I have two Radrovers, two step-thru Radcities, and a Himiway Cobra Pro.  I figure the ebikes mechanicals and electronics are somewhat water resistant against rain, puddles, and ebike tire splash.  I use way less soap and water washing compared to riding and getting stuck in the rain storm. 

The most important tool I have for washing my ebikes (and cars) is an air blower.  So many places for water to hide and sit to cause rust or prevent lubrication from penetrating.  I wash with microfiber towel+car soap, soft bristle brush on the tires, and rinse with low water pressure with nozzle on full spray.  I use my XPower A-2 Airrow Pro 2 speed electric air 90 CFM to blow out any water from frame, brakes, spokes, chain, derailleur, etc...  I also use my air blower if I'm caught in rain storm on my ebikes to speed up the drying process.
2023 Himiway Cobra Pro, two 2018/2023 Radcity Step-Thru, & two 2016 Radrovers


I've ridden daily for three years. I have a Radrunner, a Radmission, and an Aventon Abound. I've never bothered to dry them. A Radrunner controller gets any water picked up by the front tire, and I did have trouble with an aftermarket controller until I sealed it with RTV.

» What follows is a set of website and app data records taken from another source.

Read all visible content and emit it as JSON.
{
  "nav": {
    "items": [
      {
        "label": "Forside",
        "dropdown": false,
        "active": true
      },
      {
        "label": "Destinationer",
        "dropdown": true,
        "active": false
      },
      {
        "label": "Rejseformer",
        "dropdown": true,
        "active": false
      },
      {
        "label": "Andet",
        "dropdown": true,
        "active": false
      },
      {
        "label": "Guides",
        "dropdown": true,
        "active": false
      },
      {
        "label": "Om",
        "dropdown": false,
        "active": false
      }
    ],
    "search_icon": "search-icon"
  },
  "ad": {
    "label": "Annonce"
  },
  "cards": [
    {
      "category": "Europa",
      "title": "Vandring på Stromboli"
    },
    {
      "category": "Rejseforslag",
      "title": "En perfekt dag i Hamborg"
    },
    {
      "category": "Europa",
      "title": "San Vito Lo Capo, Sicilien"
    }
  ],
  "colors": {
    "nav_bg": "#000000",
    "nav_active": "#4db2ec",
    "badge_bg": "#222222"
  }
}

The only rust I recall were spots on maybe 4 outboard rails of the Radrunner chain. I would wipe the chain after applying Finish Line dry lube, and I think I'd wiped the protection off come links. After that, I made it a point not to wipe until the vehicle had evaporated. I haven't seen any more rust.

Aventon is so confident that they say parking in the rain is fine.

John Rose

In the assembly instructions they say:
QuoteWARNING: Donot touch the brake rotor, which has sharp edges and can cause serious injury. Touching the brake rotor or brake pads with bare skin can also transfer natural oils. Oils or other lubricants can decrease braking performance. We recommend wearing protective gloves when working near the braking system.
Sharpness of edges aside, if touching them with bare hands is a no-no what about wiping off mud spatters?
I kinda' think they're being a bit overly cautious about fingerprints.

Today I just wiped down one of our bikes with a dish cloth rinsed in a bucket of warm water. I'll do the other (less muddy) bike tomorrow, then work on cleaning and lubing the chains, derailleurs, and gears.
Also wipe the brake rotors with 99% isopropyl.
RadMini ST 2 / RadExpand 5


My calipers wipe off the disks. Don't yours? If I saw dried mud, I'd start with a brush.

When I've felt uneven breaking ( changing friction as the disk rotates between the pads ), I've assumed I'd touched the disk with a finger, which could have a bit of oil or grease from working on the bike. I'd restore smooth braking by spraying a little contact cleaner on a paper towel and wiping the disk. Brake cleaner is a stronger solvent, but it's more likely to damage skin or bike parts.

The dirtiest part of my bike used to be the grimy chain drive. It has stayed clean since I began using Finish Line Dry Lube. Maybe that's why it never occurs to me to wash any of my bikes: a clean chain makes a whole bike look clean.

After 3,000 Finish Line miles on one chain, I was obsessed. I bought a breaker and a master link. I put three layers of wire mesh in a coffee can, laid the neatly coiled chain on the mesh, and covered it with a couple of ounces of gasoline. I covered the can to reduce evaporation and let it soak two hours with periodic agitation. That was how we did it in the old days. The solvent would turn black, and lots of grit would settle through the mesh to the bottom.

I hung the chain to dry and poured out the opaque gasoline carefully so as not to disturb what had settled through mesh. I picked up the mesh and found that nothing had settled except what looked like rust stains on the plastic. The next day, when it was dry, I picked up some of the stain on my fingertip. It wasn't gritty but soft. It looked and felt like cocoa powder. Is cocoa powder the miracle lube of the 21st Century?

This stuff keeps chains smooth, quiet, and rust-free, and it seems to repel grit. I've found it cheap to use. I use a 25-gauge needle to apply it drop by drop.